**** THE INPUT ****
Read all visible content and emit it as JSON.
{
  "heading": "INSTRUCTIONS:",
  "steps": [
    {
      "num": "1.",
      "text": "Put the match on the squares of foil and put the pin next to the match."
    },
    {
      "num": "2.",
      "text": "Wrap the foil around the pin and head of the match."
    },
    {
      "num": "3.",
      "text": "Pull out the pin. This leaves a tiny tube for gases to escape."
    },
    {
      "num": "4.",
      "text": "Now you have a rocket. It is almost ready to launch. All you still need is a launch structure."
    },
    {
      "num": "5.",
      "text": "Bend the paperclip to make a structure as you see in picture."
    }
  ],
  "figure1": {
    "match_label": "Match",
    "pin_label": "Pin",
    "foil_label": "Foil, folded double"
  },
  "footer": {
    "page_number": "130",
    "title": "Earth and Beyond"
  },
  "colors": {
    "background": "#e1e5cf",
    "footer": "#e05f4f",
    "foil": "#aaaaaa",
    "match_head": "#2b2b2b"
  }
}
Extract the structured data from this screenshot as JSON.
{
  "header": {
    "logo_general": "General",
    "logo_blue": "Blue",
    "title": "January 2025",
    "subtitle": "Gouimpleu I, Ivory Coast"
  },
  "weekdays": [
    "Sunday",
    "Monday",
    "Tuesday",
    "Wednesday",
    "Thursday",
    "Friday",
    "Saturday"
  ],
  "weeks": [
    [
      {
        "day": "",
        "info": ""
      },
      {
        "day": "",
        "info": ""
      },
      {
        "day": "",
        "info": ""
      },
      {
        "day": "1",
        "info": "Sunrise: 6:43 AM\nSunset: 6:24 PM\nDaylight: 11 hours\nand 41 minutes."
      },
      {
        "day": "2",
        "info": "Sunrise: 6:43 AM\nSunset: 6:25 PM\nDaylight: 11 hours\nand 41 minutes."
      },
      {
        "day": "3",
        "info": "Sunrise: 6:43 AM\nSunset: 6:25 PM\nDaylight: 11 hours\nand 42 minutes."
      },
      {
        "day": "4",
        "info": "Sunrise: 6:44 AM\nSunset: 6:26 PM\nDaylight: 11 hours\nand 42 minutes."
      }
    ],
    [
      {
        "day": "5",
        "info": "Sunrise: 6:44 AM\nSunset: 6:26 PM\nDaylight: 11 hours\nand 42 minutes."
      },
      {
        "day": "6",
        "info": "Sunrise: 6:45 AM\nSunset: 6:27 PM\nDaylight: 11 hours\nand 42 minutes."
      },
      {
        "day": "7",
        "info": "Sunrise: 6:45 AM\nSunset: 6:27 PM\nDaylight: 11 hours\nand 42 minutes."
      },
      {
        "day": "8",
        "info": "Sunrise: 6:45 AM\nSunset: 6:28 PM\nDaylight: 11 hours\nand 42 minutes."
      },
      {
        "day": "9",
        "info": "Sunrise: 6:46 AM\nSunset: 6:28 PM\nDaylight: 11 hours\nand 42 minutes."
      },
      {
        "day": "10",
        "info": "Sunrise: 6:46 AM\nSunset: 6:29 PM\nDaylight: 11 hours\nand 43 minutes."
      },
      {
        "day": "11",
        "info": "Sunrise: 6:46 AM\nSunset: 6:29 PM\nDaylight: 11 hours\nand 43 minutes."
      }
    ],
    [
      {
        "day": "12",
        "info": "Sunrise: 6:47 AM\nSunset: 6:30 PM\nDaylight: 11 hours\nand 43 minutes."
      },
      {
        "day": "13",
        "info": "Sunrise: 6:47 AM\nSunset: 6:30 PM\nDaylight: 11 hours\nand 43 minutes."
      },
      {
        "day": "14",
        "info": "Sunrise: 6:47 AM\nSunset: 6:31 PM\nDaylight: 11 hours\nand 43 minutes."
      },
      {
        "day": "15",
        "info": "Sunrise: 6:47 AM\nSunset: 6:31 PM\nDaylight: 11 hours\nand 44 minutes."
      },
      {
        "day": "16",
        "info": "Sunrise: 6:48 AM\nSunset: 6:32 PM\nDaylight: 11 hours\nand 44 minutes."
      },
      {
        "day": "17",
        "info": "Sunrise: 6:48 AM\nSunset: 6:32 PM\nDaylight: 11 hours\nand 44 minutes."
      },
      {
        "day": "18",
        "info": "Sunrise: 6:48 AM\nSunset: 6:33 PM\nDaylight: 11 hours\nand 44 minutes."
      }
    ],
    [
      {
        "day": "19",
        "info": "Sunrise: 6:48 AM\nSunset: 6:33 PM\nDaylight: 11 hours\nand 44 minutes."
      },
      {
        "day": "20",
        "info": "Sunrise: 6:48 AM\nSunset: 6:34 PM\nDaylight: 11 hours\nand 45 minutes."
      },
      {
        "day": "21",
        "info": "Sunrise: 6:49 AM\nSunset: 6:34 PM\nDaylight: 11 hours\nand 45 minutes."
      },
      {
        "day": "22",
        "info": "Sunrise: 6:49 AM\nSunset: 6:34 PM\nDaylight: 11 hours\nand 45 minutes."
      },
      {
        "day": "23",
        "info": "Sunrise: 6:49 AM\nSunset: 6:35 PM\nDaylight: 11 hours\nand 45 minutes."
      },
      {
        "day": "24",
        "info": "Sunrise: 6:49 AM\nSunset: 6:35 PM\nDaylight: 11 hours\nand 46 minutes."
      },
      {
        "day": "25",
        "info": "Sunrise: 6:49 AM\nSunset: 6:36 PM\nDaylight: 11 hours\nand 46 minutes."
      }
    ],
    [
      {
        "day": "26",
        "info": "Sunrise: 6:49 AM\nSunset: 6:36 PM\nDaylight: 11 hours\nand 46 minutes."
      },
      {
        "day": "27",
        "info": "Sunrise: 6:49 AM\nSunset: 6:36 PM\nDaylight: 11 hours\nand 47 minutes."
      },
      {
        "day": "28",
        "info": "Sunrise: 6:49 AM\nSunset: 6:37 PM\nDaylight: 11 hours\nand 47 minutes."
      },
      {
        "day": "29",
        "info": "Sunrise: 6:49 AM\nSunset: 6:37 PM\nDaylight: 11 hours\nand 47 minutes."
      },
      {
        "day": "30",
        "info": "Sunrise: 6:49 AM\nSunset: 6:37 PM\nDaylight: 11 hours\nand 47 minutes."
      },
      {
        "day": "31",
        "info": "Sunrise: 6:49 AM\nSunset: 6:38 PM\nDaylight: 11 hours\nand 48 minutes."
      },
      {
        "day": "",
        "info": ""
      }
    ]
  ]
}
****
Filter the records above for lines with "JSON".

Read all visible content and emit it as JSON.
Extract the structured data from this screenshot as JSON.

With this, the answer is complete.